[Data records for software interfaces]
┌────────

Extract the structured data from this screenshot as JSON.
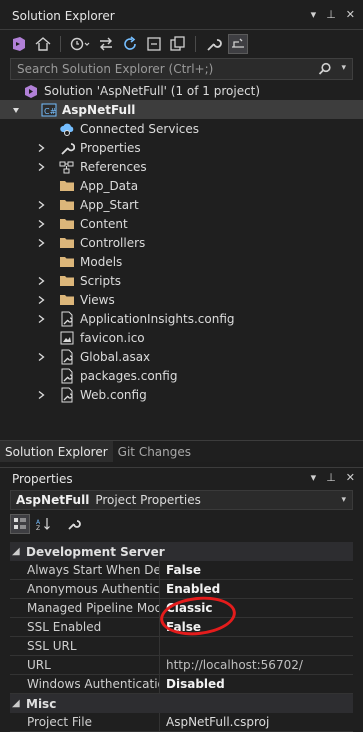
{
  "solution_explorer": {
    "title": "Solution Explorer",
    "title_icons": [
      "dropdown-icon",
      "pin-icon",
      "close-icon"
    ],
    "search_placeholder": "Search Solution Explorer (Ctrl+;)",
    "tree": [
      {
        "label": "Solution 'AspNetFull' (1 of 1 project)",
        "icon": "solution-icon",
        "level": 0,
        "expander": "none"
      },
      {
        "label": "AspNetFull",
        "icon": "csharp-project-icon",
        "level": 0,
        "expander": "expanded",
        "selected": true,
        "bold": true
      },
      {
        "label": "Connected Services",
        "icon": "connected-services-icon",
        "level": 1,
        "expander": "none"
      },
      {
        "label": "Properties",
        "icon": "wrench-icon",
        "level": 1,
        "expander": "collapsed"
      },
      {
        "label": "References",
        "icon": "references-icon",
        "level": 1,
        "expander": "collapsed"
      },
      {
        "label": "App_Data",
        "icon": "folder-icon",
        "level": 1,
        "expander": "none"
      },
      {
        "label": "App_Start",
        "icon": "folder-icon",
        "level": 1,
        "expander": "collapsed"
      },
      {
        "label": "Content",
        "icon": "folder-icon",
        "level": 1,
        "expander": "collapsed"
      },
      {
        "label": "Controllers",
        "icon": "folder-icon",
        "level": 1,
        "expander": "collapsed"
      },
      {
        "label": "Models",
        "icon": "folder-icon",
        "level": 1,
        "expander": "none"
      },
      {
        "label": "Scripts",
        "icon": "folder-icon",
        "level": 1,
        "expander": "collapsed"
      },
      {
        "label": "Views",
        "icon": "folder-icon",
        "level": 1,
        "expander": "collapsed"
      },
      {
        "label": "ApplicationInsights.config",
        "icon": "config-file-icon",
        "level": 1,
        "expander": "collapsed"
      },
      {
        "label": "favicon.ico",
        "icon": "image-file-icon",
        "level": 1,
        "expander": "none"
      },
      {
        "label": "Global.asax",
        "icon": "config-file-icon",
        "level": 1,
        "expander": "collapsed"
      },
      {
        "label": "packages.config",
        "icon": "config-file-icon",
        "level": 1,
        "expander": "none"
      },
      {
        "label": "Web.config",
        "icon": "config-file-icon",
        "level": 1,
        "expander": "collapsed"
      }
    ],
    "tabs": [
      {
        "label": "Solution Explorer",
        "active": true
      },
      {
        "label": "Git Changes",
        "active": false
      }
    ]
  },
  "properties": {
    "title": "Properties",
    "object_name": "AspNetFull",
    "object_type": "Project Properties",
    "categories": [
      {
        "name": "Development Server",
        "rows": [
          {
            "name": "Always Start When Debuggi",
            "value": "False",
            "style": "bold"
          },
          {
            "name": "Anonymous Authentication",
            "value": "Enabled",
            "style": "bold"
          },
          {
            "name": "Managed Pipeline Mode",
            "value": "Classic",
            "style": "bold"
          },
          {
            "name": "SSL Enabled",
            "value": "False",
            "style": "bold"
          },
          {
            "name": "SSL URL",
            "value": "",
            "style": "normal"
          },
          {
            "name": "URL",
            "value": "http://localhost:56702/",
            "style": "dim"
          },
          {
            "name": "Windows Authentication",
            "value": "Disabled",
            "style": "bold"
          }
        ]
      },
      {
        "name": "Misc",
        "rows": [
          {
            "name": "Project File",
            "value": "AspNetFull.csproj",
            "style": "normal"
          }
        ]
      }
    ]
  },
  "colors": {
    "background": "#1e1e1e",
    "selection": "#3d3d3d",
    "folder": "#dcb67a",
    "accent_purple": "#b180d7",
    "accent_blue": "#75beff",
    "annotation": "#e41c1c"
  }
}
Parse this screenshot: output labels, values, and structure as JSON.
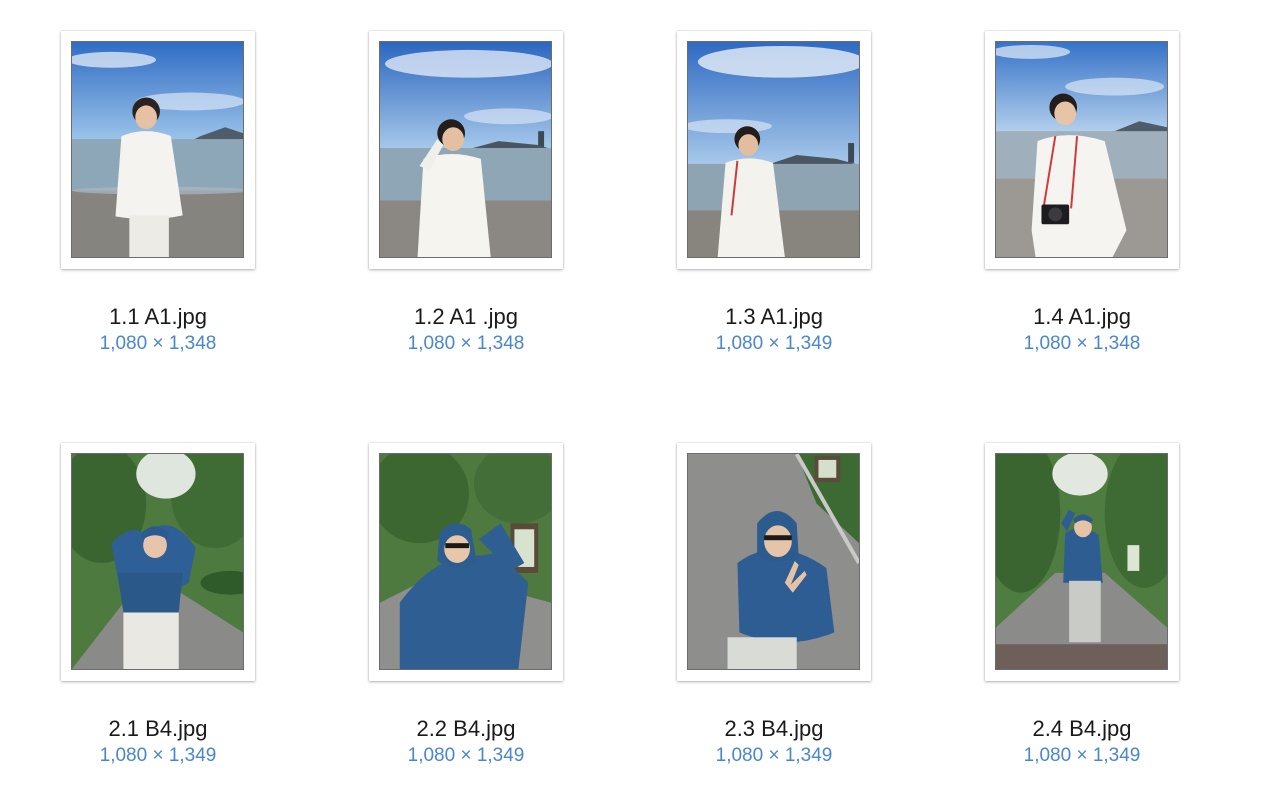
{
  "files": [
    {
      "name": "1.1 A1.jpg",
      "dimensions": "1,080 × 1,348",
      "scene": "beach-white-shirt"
    },
    {
      "name": "1.2 A1 .jpg",
      "dimensions": "1,080 × 1,348",
      "scene": "beach-white-shirt"
    },
    {
      "name": "1.3 A1.jpg",
      "dimensions": "1,080 × 1,349",
      "scene": "beach-white-shirt"
    },
    {
      "name": "1.4 A1.jpg",
      "dimensions": "1,080 × 1,348",
      "scene": "beach-white-shirt-camera"
    },
    {
      "name": "2.1 B4.jpg",
      "dimensions": "1,080 × 1,349",
      "scene": "forest-road-blue-hoodie"
    },
    {
      "name": "2.2 B4.jpg",
      "dimensions": "1,080 × 1,349",
      "scene": "forest-road-blue-hoodie"
    },
    {
      "name": "2.3 B4.jpg",
      "dimensions": "1,080 × 1,349",
      "scene": "road-blue-hoodie-closeup"
    },
    {
      "name": "2.4 B4.jpg",
      "dimensions": "1,080 × 1,349",
      "scene": "forest-road-blue-hoodie-far"
    }
  ],
  "colors": {
    "filename_text": "#1a1a1a",
    "dimensions_text": "#4a86cf",
    "sky": "#3f7ed2",
    "sea": "#8aa3b4",
    "sand": "#8c8a86",
    "forest": "#3f6b35",
    "road": "#8c8c8c",
    "hoodie": "#2f5f94"
  }
}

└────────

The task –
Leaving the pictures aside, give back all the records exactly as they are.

Written solution –
Extract the structured data from this screenshot as JSON.
{
  "solution_explorer": {
    "title": "Solution Explorer",
    "title_icons": [
      "dropdown-icon",
      "pin-icon",
      "close-icon"
    ],
    "search_placeholder": "Search Solution Explorer (Ctrl+;)",
    "tree": [
      {
        "label": "Solution 'AspNetFull' (1 of 1 project)",
        "icon": "solution-icon",
        "level": 0,
        "expander": "none"
      },
      {
        "label": "AspNetFull",
        "icon": "csharp-project-icon",
        "level": 0,
        "expander": "expanded",
        "selected": true,
        "bold": true
      },
      {
        "label": "Connected Services",
        "icon": "connected-services-icon",
        "level": 1,
        "expander": "none"
      },
      {
        "label": "Properties",
        "icon": "wrench-icon",
        "level": 1,
        "expander": "collapsed"
      },
      {
        "label": "References",
        "icon": "references-icon",
        "level": 1,
        "expander": "collapsed"
      },
      {
        "label": "App_Data",
        "icon": "folder-icon",
        "level": 1,
        "expander": "none"
      },
      {
        "label": "App_Start",
        "icon": "folder-icon",
        "level": 1,
        "expander": "collapsed"
      },
      {
        "label": "Content",
        "icon": "folder-icon",
        "level": 1,
        "expander": "collapsed"
      },
      {
        "label": "Controllers",
        "icon": "folder-icon",
        "level": 1,
        "expander": "collapsed"
      },
      {
        "label": "Models",
        "icon": "folder-icon",
        "level": 1,
        "expander": "none"
      },
      {
        "label": "Scripts",
        "icon": "folder-icon",
        "level": 1,
        "expander": "collapsed"
      },
      {
        "label": "Views",
        "icon": "folder-icon",
        "level": 1,
        "expander": "collapsed"
      },
      {
        "label": "ApplicationInsights.config",
        "icon": "config-file-icon",
        "level": 1,
        "expander": "collapsed"
      },
      {
        "label": "favicon.ico",
        "icon": "image-file-icon",
        "level": 1,
        "expander": "none"
      },
      {
        "label": "Global.asax",
        "icon": "config-file-icon",
        "level": 1,
        "expander": "collapsed"
      },
      {
        "label": "packages.config",
        "icon": "config-file-icon",
        "level": 1,
        "expander": "none"
      },
      {
        "label": "Web.config",
        "icon": "config-file-icon",
        "level": 1,
        "expander": "collapsed"
      }
    ],
    "tabs": [
      {
        "label": "Solution Explorer",
        "active": true
      },
      {
        "label": "Git Changes",
        "active": false
      }
    ]
  },
  "properties": {
    "title": "Properties",
    "object_name": "AspNetFull",
    "object_type": "Project Properties",
    "categories": [
      {
        "name": "Development Server",
        "rows": [
          {
            "name": "Always Start When Debuggi",
            "value": "False",
            "style": "bold"
          },
          {
            "name": "Anonymous Authentication",
            "value": "Enabled",
            "style": "bold"
          },
          {
            "name": "Managed Pipeline Mode",
            "value": "Classic",
            "style": "bold"
          },
          {
            "name": "SSL Enabled",
            "value": "False",
            "style": "bold"
          },
          {
            "name": "SSL URL",
            "value": "",
            "style": "normal"
          },
          {
            "name": "URL",
            "value": "http://localhost:56702/",
            "style": "dim"
          },
          {
            "name": "Windows Authentication",
            "value": "Disabled",
            "style": "bold"
          }
        ]
      },
      {
        "name": "Misc",
        "rows": [
          {
            "name": "Project File",
            "value": "AspNetFull.csproj",
            "style": "normal"
          }
        ]
      }
    ]
  },
  "colors": {
    "background": "#1e1e1e",
    "selection": "#3d3d3d",
    "folder": "#dcb67a",
    "accent_purple": "#b180d7",
    "accent_blue": "#75beff",
    "annotation": "#e41c1c"
  }
}
Parse this screenshot: output labels, values, and structure as JSON.
{
  "files": [
    {
      "name": "1.1 A1.jpg",
      "dimensions": "1,080 × 1,348",
      "scene": "beach-white-shirt"
    },
    {
      "name": "1.2 A1 .jpg",
      "dimensions": "1,080 × 1,348",
      "scene": "beach-white-shirt"
    },
    {
      "name": "1.3 A1.jpg",
      "dimensions": "1,080 × 1,349",
      "scene": "beach-white-shirt"
    },
    {
      "name": "1.4 A1.jpg",
      "dimensions": "1,080 × 1,348",
      "scene": "beach-white-shirt-camera"
    },
    {
      "name": "2.1 B4.jpg",
      "dimensions": "1,080 × 1,349",
      "scene": "forest-road-blue-hoodie"
    },
    {
      "name": "2.2 B4.jpg",
      "dimensions": "1,080 × 1,349",
      "scene": "forest-road-blue-hoodie"
    },
    {
      "name": "2.3 B4.jpg",
      "dimensions": "1,080 × 1,349",
      "scene": "road-blue-hoodie-closeup"
    },
    {
      "name": "2.4 B4.jpg",
      "dimensions": "1,080 × 1,349",
      "scene": "forest-road-blue-hoodie-far"
    }
  ],
  "colors": {
    "filename_text": "#1a1a1a",
    "dimensions_text": "#4a86cf",
    "sky": "#3f7ed2",
    "sea": "#8aa3b4",
    "sand": "#8c8a86",
    "forest": "#3f6b35",
    "road": "#8c8c8c",
    "hoodie": "#2f5f94"
  }
}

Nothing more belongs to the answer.